World Bulletin / News Desk
The Indian army has pledged vengeance for three Indian soldiers who were killed near the de-facto border between the Pakistani and Indian-held sides of divided Kashmir on Tuesday.
A tweet from the Indian army said one of the bodies had been mutilated and promised the "retribution will be heavy," though an official in the army spokesman's office would not specify whether the soldiers were killed by militants or Pakistani forces.
Last month, another Indian soldier was killed and beheaded in the same area and the attackers escaped unhurt.
Hostilities between arch-rivals India and Pakistan have increased since India accused Pakistan of links to gunmen who killed 19 soldiers in Indian-held Kashmir (IHK) in September.
Pakistan has denied the charge while itself accusing India of repressing pro-independence protests that started in the disputed Himalayan region in July, since when more than 100 Kashmiri civilians have been shot dead by Indian forces and thousands injured.
According to Pakistan's State Disaster Management Authority (SDMA), at least 34 Pakistanis, including 10 soldiers, have been killed in clashes along the boundary with India since October, while 12 Indian civilians and 15 soldiers have been killed during the same period of escalated tensions, according to Indian media.
Meanwhile, in a separate gunbattle with the Indian Army, two militants were killed in north Kashmir’s Bandipore area earlier on Tuesday.
Kashmir, a Muslim-majority Himalayan region, is held by India and Pakistan in parts and claimed by both in full.
The two countries have fought three wars – in 1948, 1965 and 1971 – since they were partitioned in 1947, two of which were fought over Kashmir.
Since 1989, Kashmiri resistance groups in IHK have been fighting against Indian rule for independence, or for unification with neighboring Pakistan.
More than 70,000 people have reportedly been killed in the conflict so far, most of them by the Indian Armed forces.

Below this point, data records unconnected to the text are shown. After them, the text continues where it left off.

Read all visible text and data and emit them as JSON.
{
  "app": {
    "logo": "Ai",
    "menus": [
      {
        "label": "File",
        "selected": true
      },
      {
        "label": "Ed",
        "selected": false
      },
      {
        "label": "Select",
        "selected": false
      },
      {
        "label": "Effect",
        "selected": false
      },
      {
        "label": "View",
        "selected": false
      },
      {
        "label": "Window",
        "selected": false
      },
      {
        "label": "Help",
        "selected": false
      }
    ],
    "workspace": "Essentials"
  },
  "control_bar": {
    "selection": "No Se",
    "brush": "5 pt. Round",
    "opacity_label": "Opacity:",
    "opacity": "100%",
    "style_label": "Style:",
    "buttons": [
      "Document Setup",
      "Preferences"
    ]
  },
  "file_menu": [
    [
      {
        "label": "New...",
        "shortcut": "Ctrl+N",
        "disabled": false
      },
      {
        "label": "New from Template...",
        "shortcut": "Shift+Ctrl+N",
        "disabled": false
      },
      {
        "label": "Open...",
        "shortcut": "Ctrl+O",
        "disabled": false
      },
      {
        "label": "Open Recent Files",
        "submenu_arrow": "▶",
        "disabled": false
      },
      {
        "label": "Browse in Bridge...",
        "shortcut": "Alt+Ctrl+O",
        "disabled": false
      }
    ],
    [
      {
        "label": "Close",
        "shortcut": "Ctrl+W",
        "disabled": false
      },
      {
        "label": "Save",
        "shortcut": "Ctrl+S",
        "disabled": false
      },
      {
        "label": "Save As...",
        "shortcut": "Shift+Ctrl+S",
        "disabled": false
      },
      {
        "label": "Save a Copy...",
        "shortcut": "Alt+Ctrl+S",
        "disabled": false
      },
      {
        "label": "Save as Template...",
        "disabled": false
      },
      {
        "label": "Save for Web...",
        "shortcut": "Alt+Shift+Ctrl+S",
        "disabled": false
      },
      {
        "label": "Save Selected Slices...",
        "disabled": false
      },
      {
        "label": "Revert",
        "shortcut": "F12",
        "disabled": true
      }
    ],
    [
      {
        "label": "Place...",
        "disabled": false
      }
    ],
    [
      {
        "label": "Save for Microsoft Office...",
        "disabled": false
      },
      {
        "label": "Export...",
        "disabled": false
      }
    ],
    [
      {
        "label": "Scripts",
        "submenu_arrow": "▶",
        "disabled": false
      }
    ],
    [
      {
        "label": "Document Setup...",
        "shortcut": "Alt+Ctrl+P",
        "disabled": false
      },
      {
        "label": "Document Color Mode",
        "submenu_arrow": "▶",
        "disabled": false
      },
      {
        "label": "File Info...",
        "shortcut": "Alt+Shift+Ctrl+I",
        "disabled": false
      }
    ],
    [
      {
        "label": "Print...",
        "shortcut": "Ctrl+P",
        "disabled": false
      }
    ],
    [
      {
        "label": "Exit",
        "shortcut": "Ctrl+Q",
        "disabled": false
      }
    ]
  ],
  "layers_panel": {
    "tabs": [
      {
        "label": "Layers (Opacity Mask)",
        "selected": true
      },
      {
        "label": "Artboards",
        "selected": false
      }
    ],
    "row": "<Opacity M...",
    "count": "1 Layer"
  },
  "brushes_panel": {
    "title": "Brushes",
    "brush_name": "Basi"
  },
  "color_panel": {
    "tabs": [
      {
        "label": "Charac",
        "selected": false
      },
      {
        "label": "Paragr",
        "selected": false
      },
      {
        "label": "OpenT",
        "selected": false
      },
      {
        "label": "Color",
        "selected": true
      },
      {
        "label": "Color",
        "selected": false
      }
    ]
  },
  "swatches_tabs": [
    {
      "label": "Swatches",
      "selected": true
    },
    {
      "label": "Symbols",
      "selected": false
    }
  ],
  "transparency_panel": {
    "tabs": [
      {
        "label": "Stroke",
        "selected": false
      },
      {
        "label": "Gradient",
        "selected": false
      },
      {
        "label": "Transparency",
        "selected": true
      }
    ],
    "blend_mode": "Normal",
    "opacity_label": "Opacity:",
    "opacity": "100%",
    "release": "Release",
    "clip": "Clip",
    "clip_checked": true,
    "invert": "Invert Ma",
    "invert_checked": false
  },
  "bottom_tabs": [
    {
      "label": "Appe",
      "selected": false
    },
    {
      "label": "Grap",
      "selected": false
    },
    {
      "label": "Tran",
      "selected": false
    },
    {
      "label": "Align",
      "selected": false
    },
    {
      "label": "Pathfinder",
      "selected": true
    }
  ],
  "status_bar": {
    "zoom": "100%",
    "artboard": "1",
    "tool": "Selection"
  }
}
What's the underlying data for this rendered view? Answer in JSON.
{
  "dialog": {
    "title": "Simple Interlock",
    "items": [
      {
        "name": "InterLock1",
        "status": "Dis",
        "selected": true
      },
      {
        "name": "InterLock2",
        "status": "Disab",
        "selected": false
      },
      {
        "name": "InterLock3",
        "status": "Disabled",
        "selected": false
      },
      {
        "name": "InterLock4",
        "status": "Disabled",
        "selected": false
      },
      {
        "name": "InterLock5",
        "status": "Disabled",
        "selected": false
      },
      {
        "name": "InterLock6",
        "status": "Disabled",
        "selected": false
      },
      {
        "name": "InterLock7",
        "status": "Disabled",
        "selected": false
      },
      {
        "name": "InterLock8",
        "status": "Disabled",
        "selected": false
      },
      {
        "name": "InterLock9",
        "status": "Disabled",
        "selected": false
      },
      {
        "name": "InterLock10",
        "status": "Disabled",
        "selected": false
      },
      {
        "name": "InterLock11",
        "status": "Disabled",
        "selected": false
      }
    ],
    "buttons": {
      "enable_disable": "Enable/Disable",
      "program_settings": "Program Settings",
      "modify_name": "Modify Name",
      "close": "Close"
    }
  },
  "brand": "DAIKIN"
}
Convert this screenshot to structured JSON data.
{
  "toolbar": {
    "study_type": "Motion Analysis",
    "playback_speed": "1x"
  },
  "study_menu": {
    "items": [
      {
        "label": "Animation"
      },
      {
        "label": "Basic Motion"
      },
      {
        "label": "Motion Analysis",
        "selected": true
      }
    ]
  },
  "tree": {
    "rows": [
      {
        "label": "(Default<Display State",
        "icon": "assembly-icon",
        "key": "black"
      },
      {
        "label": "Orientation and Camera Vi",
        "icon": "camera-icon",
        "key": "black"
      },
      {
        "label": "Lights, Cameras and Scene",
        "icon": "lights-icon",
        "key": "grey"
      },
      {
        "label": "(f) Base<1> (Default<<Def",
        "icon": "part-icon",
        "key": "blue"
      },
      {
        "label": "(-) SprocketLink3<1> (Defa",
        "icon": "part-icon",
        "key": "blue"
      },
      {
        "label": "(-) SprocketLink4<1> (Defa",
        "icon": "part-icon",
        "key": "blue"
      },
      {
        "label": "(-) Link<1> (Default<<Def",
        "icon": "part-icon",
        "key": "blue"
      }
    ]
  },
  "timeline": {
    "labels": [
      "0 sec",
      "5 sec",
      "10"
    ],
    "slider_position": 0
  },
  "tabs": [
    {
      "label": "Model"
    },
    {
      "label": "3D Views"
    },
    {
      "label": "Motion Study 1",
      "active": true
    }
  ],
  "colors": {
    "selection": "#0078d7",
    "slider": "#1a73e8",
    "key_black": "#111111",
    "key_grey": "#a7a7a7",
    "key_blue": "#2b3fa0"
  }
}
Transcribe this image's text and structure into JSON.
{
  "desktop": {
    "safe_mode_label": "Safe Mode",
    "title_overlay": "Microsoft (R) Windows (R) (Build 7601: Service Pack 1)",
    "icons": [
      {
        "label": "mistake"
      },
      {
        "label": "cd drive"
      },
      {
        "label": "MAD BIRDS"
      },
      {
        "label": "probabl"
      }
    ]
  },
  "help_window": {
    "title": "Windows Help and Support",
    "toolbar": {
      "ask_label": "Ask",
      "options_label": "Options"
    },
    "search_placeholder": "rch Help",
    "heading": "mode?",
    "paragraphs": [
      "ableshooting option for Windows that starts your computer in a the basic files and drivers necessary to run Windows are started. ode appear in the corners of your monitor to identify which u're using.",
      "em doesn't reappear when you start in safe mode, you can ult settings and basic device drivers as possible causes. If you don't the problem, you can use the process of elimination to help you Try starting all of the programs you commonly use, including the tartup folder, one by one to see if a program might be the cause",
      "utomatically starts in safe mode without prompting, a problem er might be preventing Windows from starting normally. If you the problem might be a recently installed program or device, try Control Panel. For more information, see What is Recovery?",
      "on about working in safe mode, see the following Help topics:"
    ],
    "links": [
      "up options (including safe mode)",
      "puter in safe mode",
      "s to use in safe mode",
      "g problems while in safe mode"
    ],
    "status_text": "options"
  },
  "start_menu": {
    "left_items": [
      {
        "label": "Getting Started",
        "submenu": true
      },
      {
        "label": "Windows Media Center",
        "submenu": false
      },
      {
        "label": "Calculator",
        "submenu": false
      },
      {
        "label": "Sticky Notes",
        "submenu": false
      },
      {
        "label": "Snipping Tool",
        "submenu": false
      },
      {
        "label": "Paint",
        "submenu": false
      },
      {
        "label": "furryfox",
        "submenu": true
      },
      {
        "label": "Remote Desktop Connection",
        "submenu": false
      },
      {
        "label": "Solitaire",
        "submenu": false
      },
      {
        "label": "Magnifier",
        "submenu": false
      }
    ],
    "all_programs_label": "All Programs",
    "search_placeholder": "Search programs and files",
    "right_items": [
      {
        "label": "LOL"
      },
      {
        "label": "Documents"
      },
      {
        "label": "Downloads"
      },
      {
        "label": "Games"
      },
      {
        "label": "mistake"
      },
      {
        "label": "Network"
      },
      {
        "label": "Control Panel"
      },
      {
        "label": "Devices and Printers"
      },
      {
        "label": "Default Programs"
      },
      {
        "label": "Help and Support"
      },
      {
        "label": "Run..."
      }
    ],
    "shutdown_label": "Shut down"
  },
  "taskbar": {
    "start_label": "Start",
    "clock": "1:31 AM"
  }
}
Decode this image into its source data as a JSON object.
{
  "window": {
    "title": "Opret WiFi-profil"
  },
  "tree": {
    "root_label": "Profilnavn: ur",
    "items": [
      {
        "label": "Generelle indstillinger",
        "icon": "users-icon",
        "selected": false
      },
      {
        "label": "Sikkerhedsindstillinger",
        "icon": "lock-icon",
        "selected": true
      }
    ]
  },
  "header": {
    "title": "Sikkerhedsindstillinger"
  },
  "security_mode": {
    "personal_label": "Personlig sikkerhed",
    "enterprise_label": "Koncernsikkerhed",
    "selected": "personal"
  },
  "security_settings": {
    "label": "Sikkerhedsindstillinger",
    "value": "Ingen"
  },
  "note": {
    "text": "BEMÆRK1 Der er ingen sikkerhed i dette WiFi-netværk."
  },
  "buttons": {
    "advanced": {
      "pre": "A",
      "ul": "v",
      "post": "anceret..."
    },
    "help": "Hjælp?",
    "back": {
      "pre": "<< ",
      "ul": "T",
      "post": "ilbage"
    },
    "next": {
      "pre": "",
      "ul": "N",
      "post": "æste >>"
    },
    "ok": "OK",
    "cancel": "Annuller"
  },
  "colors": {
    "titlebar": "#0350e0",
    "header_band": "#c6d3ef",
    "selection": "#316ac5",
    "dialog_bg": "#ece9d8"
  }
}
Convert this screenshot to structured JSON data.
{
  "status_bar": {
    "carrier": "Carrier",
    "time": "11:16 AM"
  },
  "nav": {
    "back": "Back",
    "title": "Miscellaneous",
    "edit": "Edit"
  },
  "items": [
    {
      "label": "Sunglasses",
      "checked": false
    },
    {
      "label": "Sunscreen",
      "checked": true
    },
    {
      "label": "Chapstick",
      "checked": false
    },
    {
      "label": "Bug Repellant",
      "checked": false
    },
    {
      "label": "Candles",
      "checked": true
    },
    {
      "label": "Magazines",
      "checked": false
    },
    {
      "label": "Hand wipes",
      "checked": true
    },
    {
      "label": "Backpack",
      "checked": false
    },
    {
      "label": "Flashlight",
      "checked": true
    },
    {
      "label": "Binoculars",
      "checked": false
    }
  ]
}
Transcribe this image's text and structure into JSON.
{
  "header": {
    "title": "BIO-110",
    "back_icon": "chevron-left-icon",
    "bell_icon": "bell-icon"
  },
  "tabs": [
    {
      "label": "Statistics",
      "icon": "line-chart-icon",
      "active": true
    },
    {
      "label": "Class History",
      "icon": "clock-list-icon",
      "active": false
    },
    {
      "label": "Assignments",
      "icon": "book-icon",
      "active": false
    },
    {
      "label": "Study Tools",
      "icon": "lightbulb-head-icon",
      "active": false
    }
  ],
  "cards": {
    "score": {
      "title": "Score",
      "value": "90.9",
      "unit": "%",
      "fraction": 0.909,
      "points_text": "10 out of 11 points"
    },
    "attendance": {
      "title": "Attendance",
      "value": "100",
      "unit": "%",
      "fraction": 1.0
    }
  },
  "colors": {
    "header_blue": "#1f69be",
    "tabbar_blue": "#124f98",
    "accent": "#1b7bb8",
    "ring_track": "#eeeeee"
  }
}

India maintains more than half a million troops in the disputed region.